For commercial property landlords, there are a host of costs and charges relating to the maintenance and general upkeep of their premises. These aren’t just designed to protect their investments; they’re also aimed to giving tenants a safe and secure place to work.

That’s why commercial tenants are often the subject of commercial property management fees or service charges. This arrangement is often a bone of contention between landlords and tenants, simply because both parties often differ in their views of what constitutes a unit’s acceptable state of repair.

What is a commercial service charge?

This is a fee that commercial landlords can command from their tenants to recover the costs of maintaining and repairing their commercial property, when necessary. Of course, service charges will usually relate to damage caused by the tenant, as well as general wear and tear through the years.

Although the tasks included in a commercial property service charge will differ from unit to unit, a commercial tenant can typically expect their service charge to cover the following:

  • General interior (or structural) repairs

  • Cleaning (including communal areas)

  • Refuse and recycling collection

  • Central heating

  • CCTV security

  • Air conditioning systems

  • Insurance costs

  • Property management fees – we’ll go into these in more detail shortly…

Commercial landlords can only demand service charges to recover the costs associated with the upkeep and maintenance of the premises. In the event that more sizeable repairs or maintenance work is required, landlords are duty-bound to give tenants a range of contractor quotes to undertake the work. The work will only begin once the landlord and tenant have reached an agreement on the price.

An introduction to property management fees

Property management fees can be included as a separate line item in a commercial service charge, as we’ve already disclosed. In some cases, commercial landlords will employ an agent to manage their commercial premises. This may be because their portfolio is too large to manage themselves or they don’t live close enough to keep on top of things.

Property management firms will charge a fee to your landlord in this event, which some landlords choose to recover through a tenant’s commercial service charge. There are various types of property management fee structures used today, including:
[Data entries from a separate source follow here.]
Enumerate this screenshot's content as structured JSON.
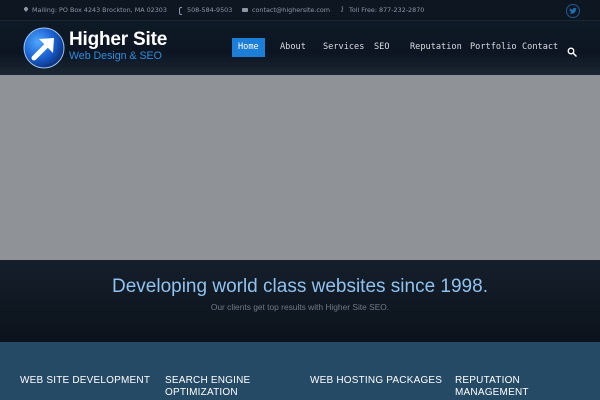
{
  "topbar": {
    "address": "Mailing: PO Box 4243 Brockton, MA 02303",
    "phone": "508-584-9503",
    "email": "contact@highersite.com",
    "tollfree": "Toll Free: 877-232-2870",
    "social_icon": "twitter-icon"
  },
  "logo": {
    "title": "Higher Site",
    "subtitle": "Web Design & SEO"
  },
  "nav": {
    "items": [
      "Home",
      "About",
      "Services",
      "SEO",
      "Reputation",
      "Portfolio",
      "Contact"
    ],
    "active": "Home",
    "search_icon": "search-icon"
  },
  "hero": {},
  "tagline": {
    "title": "Developing world class websites since 1998.",
    "subtitle": "Our clients get top results with Higher Site SEO."
  },
  "services": [
    {
      "line1": "WEB SITE DEVELOPMENT",
      "line2": ""
    },
    {
      "line1": "SEARCH ENGINE",
      "line2": "OPTIMIZATION"
    },
    {
      "line1": "WEB HOSTING PACKAGES",
      "line2": ""
    },
    {
      "line1": "REPUTATION",
      "line2": "MANAGEMENT"
    }
  ],
  "colors": {
    "accent": "#1c7ed6",
    "tagline": "#8fc2f0",
    "services_bg": "#254a66",
    "hero_bg": "#8f9397"
  }
}
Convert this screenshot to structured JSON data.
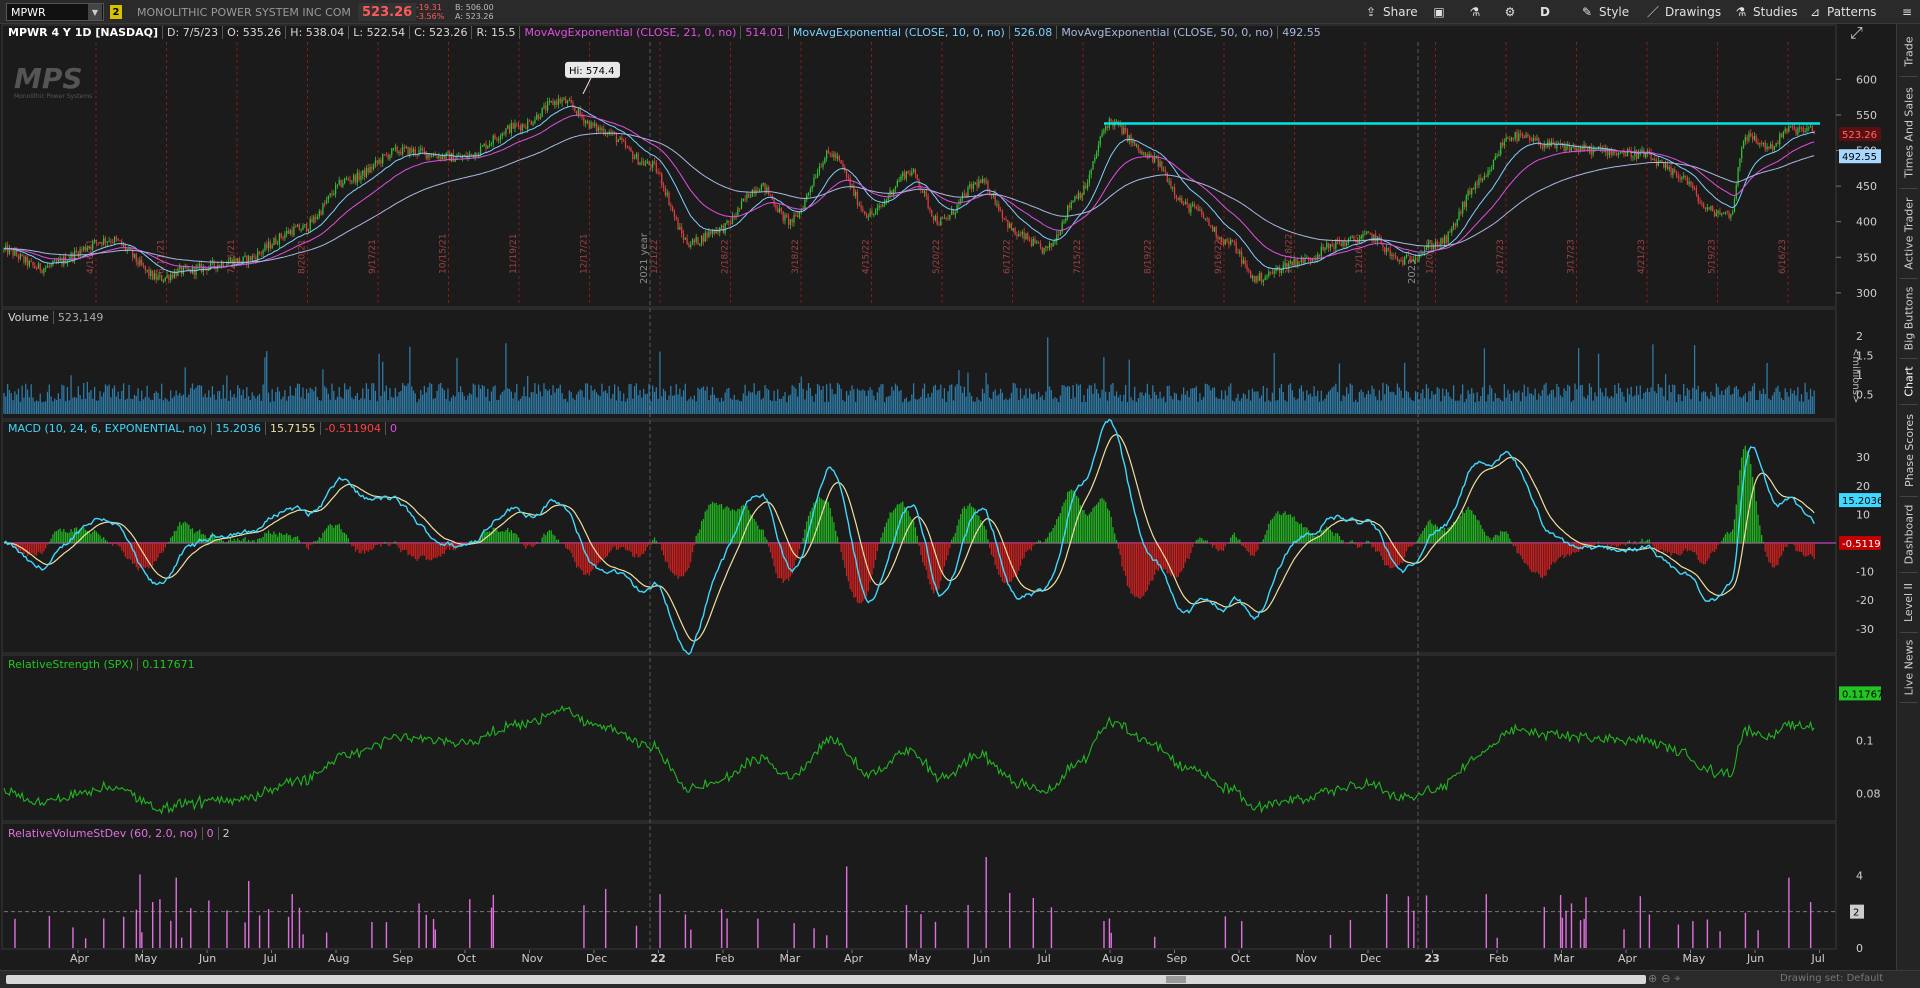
{
  "toolbar": {
    "symbol": "MPWR",
    "link_badge": "2",
    "company": "MONOLITHIC POWER SYSTEM INC COM",
    "last_price": "523.26",
    "change": "-19.31",
    "change_pct": "-3.56%",
    "bid": "B: 506.00",
    "ask": "A: 523.26",
    "buttons": {
      "share": "Share",
      "aggregation": "D",
      "style": "Style",
      "drawings": "Drawings",
      "studies": "Studies",
      "patterns": "Patterns"
    }
  },
  "price_panel": {
    "header": {
      "title": "MPWR 4 Y 1D [NASDAQ]",
      "date": "D: 7/5/23",
      "open": "O: 535.26",
      "high": "H: 538.04",
      "low": "L: 522.54",
      "close": "C: 523.26",
      "range": "R: 15.5",
      "ema21_label": "MovAvgExponential (CLOSE, 21, 0, no)",
      "ema21_value": "514.01",
      "ema10_label": "MovAvgExponential (CLOSE, 10, 0, no)",
      "ema10_value": "526.08",
      "ema50_label": "MovAvgExponential (CLOSE, 50, 0, no)",
      "ema50_value": "492.55"
    },
    "high_callout": "Hi: 574.4",
    "logo_text": "MPS",
    "logo_subtext": "Monolithic Power Systems",
    "y_ticks": [
      "600",
      "550",
      "500",
      "450",
      "400",
      "350",
      "300"
    ],
    "price_badge": "523.26",
    "ema50_badge": "492.55",
    "year_label": "2021 year",
    "year_label_2": "2023",
    "date_markers": [
      "4/16/21",
      "6/11/21",
      "7/16/21",
      "8/20/21",
      "9/17/21",
      "10/15/21",
      "11/19/21",
      "12/17/21",
      "1/21/22",
      "2/18/22",
      "3/18/22",
      "4/15/22",
      "5/20/22",
      "6/17/22",
      "7/15/22",
      "8/19/22",
      "9/16/22",
      "11/18/22",
      "12/16/22",
      "1/20/23",
      "2/17/23",
      "3/17/23",
      "4/21/23",
      "5/19/23",
      "6/16/23"
    ]
  },
  "volume_panel": {
    "label": "Volume",
    "value": "523,149",
    "y_ticks": [
      "2",
      "1.5",
      "1",
      "0.5"
    ],
    "unit": "<millions>"
  },
  "macd_panel": {
    "label": "MACD (10, 24, 6, EXPONENTIAL, no)",
    "value": "15.2036",
    "avg": "15.7155",
    "diff": "-0.511904",
    "zero": "0",
    "y_ticks": [
      "30",
      "20",
      "10",
      "0",
      "-10",
      "-20",
      "-30"
    ],
    "badge_value": "15.2036",
    "badge_diff": "-0.5119"
  },
  "rs_panel": {
    "label": "RelativeStrength (SPX)",
    "value": "0.117671",
    "y_ticks": [
      "0.1",
      "0.08"
    ],
    "badge": "0.11767"
  },
  "rvsd_panel": {
    "label": "RelativeVolumeStDev (60, 2.0, no)",
    "v1": "0",
    "v2": "2",
    "y_ticks": [
      "4",
      "0"
    ],
    "badge": "2"
  },
  "x_axis": {
    "months": [
      "Apr",
      "May",
      "Jun",
      "Jul",
      "Aug",
      "Sep",
      "Oct",
      "Nov",
      "Dec",
      "22",
      "Feb",
      "Mar",
      "Apr",
      "May",
      "Jun",
      "Jul",
      "Aug",
      "Sep",
      "Oct",
      "Nov",
      "Dec",
      "23",
      "Feb",
      "Mar",
      "Apr",
      "May",
      "Jun",
      "Jul"
    ]
  },
  "sidebar": {
    "tabs": [
      "Trade",
      "Times And Sales",
      "Active Trader",
      "Big Buttons",
      "Chart",
      "Phase Scores",
      "Dashboard",
      "Level II",
      "Live News"
    ]
  },
  "bottom": {
    "drawing_set": "Drawing set: Default"
  },
  "colors": {
    "up": "#35c035",
    "down": "#e04040",
    "ema10": "#7ed0ff",
    "ema21": "#e050e0",
    "ema50": "#a8b8e0",
    "resistance": "#00e5e5",
    "macd": "#3fd8ff",
    "signal": "#f0e0a0",
    "rs": "#22b522",
    "volume": "#2f7ca8",
    "rvsd": "#e070e0"
  }
}
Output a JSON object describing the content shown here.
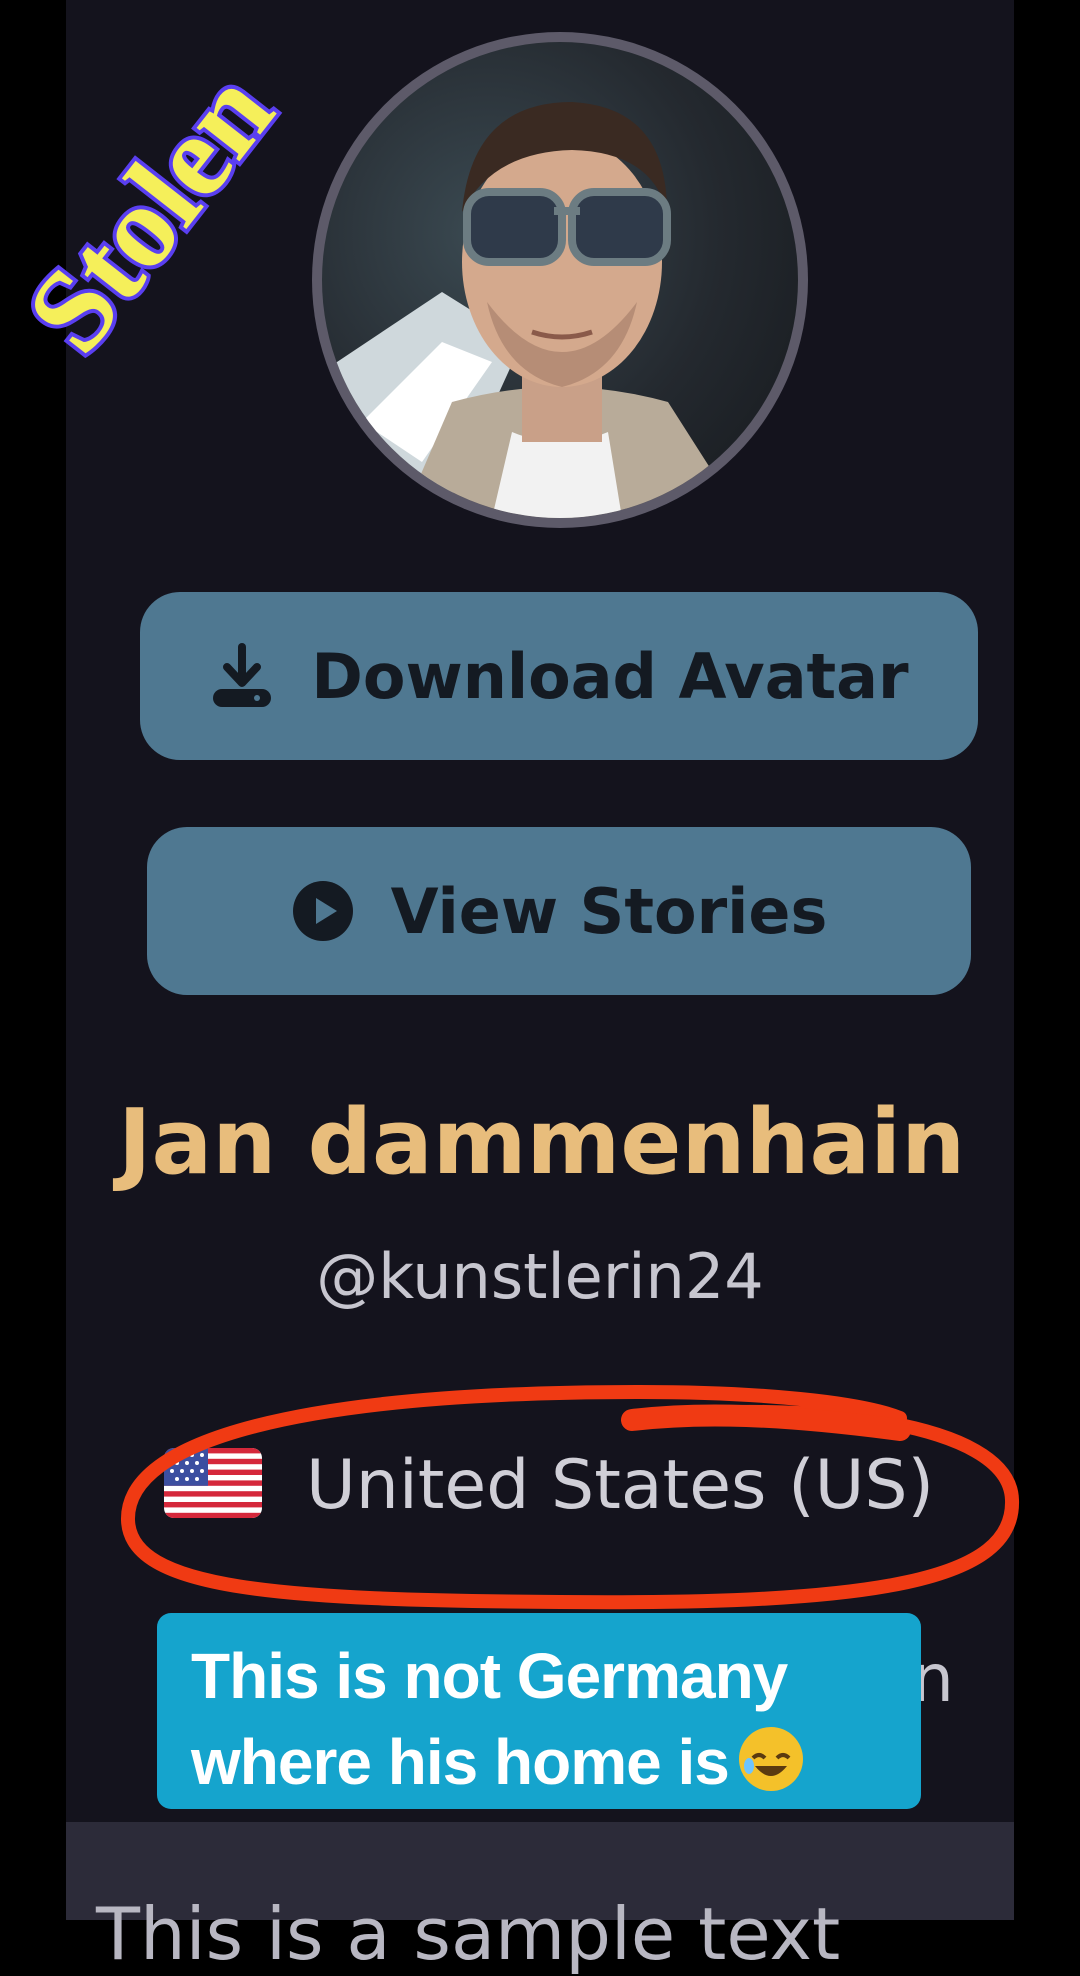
{
  "overlay": {
    "stamp_text": "Stolen",
    "caption_lines": [
      "This is not Germany",
      "where  his home is"
    ],
    "caption_emoji": "rolling-on-floor-laughing-emoji"
  },
  "profile": {
    "avatar_alt": "profile avatar",
    "display_name": "Jan dammenhain",
    "username": "@kunstlerin24",
    "country_flag": "us-flag-icon",
    "country": "United States (US)"
  },
  "actions": {
    "download_avatar_label": "Download Avatar",
    "view_stories_label": "View Stories"
  },
  "partial": {
    "right_glyph": "n",
    "bottom_text": "This is a sample text"
  },
  "colors": {
    "background": "#14131d",
    "button": "#4f7891",
    "name": "#e8bd7c",
    "annotation": "#f03a13",
    "caption_bg": "#15a4cd"
  }
}
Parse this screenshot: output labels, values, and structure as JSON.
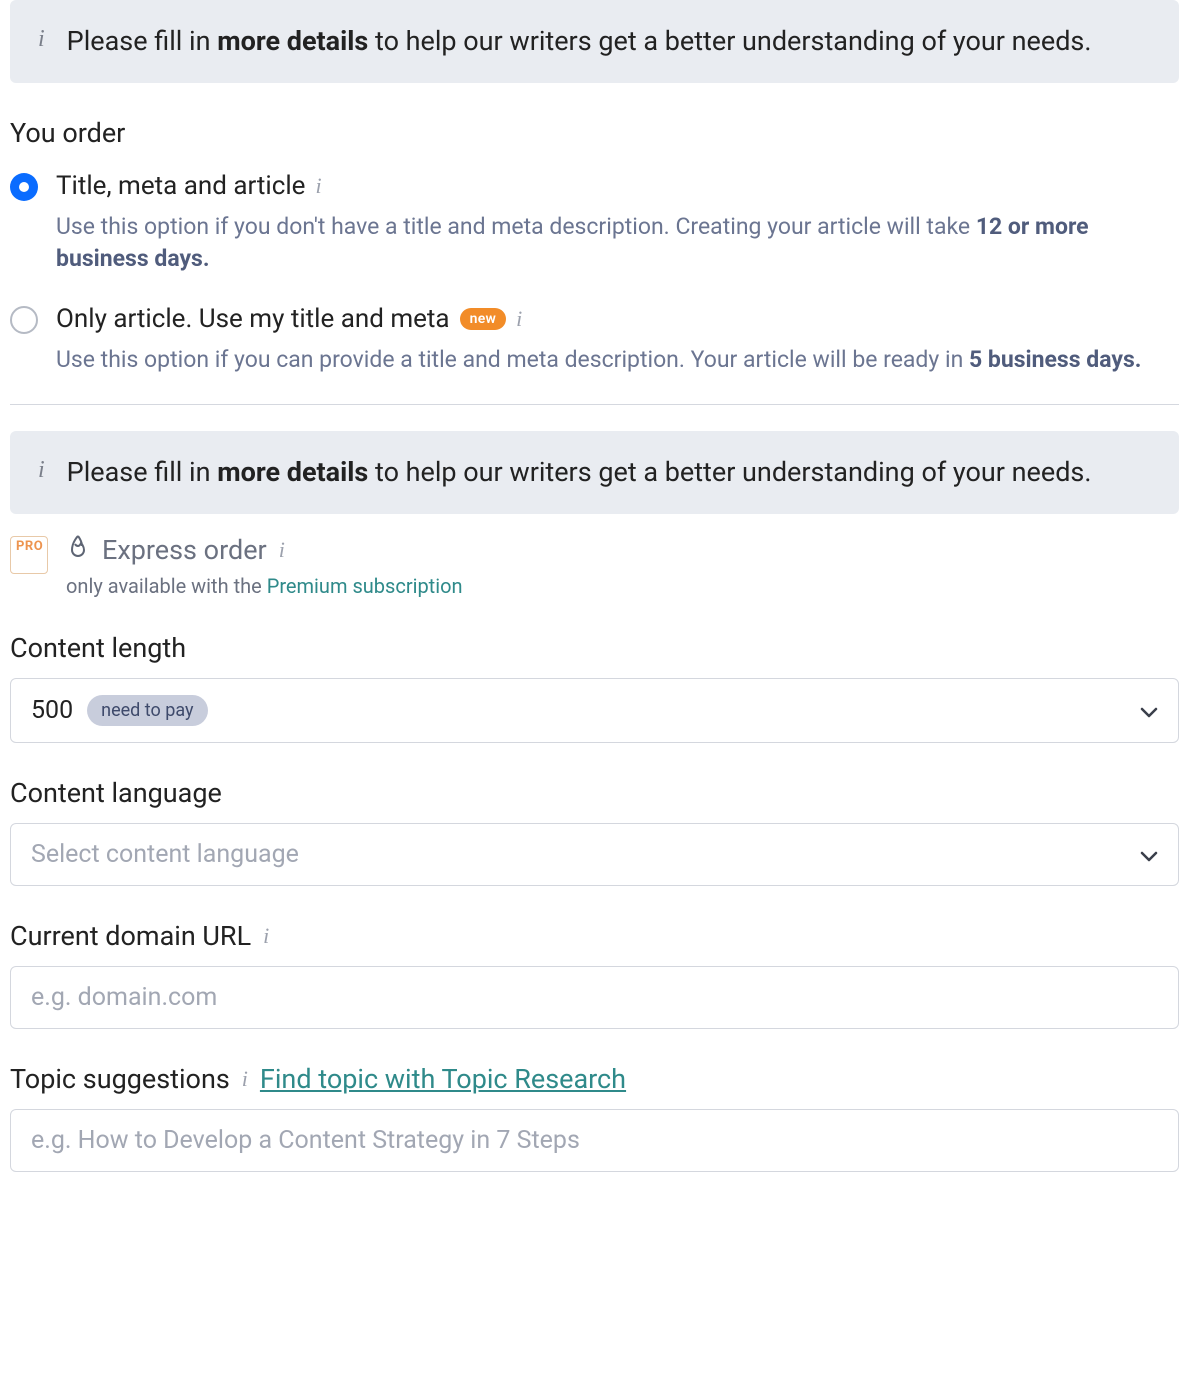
{
  "banner1": {
    "text_before": "Please fill in ",
    "text_bold": "more details",
    "text_after": " to help our writers get a better understanding of your needs."
  },
  "you_order": {
    "heading": "You order",
    "option1": {
      "label": "Title, meta and article",
      "desc_before": "Use this option if you don't have a title and meta description. Creating your article will take ",
      "desc_bold": "12 or more business days."
    },
    "option2": {
      "label": "Only article. Use my title and meta",
      "badge": "new",
      "desc_before": "Use this option if you can provide a title and meta description. Your article will be ready in ",
      "desc_bold": "5 business days."
    }
  },
  "banner2": {
    "text_before": "Please fill in ",
    "text_bold": "more details",
    "text_after": " to help our writers get a better understanding of your needs."
  },
  "express": {
    "pro_badge": "PRO",
    "title": "Express order",
    "sub_before": "only available with the ",
    "sub_link": "Premium subscription"
  },
  "content_length": {
    "label": "Content length",
    "value": "500",
    "pill": "need to pay"
  },
  "content_language": {
    "label": "Content language",
    "placeholder": "Select content language"
  },
  "domain_url": {
    "label": "Current domain URL",
    "placeholder": "e.g. domain.com"
  },
  "topic": {
    "label": "Topic suggestions",
    "link": "Find topic with Topic Research",
    "placeholder": "e.g. How to Develop a Content Strategy in 7 Steps"
  }
}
  • Fixed fee property management
    Property management firms will sometimes charge landlords a fixed monthly fee for their services. This gives landlords certainty that there won’t be any surprise service charges and this can be factored easily into a tenant’s service charge.

  • Revenue share property management fees
    Some property management firms will prefer to ask for a revenue share arrangement with the landlord. Whereby they take an agreed percentage of the revenue generated by the landlord, rather than paying the rent directly to the landlord.

  • Guaranteed rent property management fees
    In some instances, property management firms will agree to pay the landlord a fixed rent price and the firm will then be given the right to sub-let the property and charge a higher rent – with their income being the difference between the two prices.

Percentage of rent property management fees
Commercial landlords can sign a property management agreement, which gives the management firm permission to rent out the unit on the landlord’s behalf. They can collect the rent and handle the day-to-day management of the tenant and the property. The property management firm will typically take anything between 10-15% out of the monthly rent as their charge for this.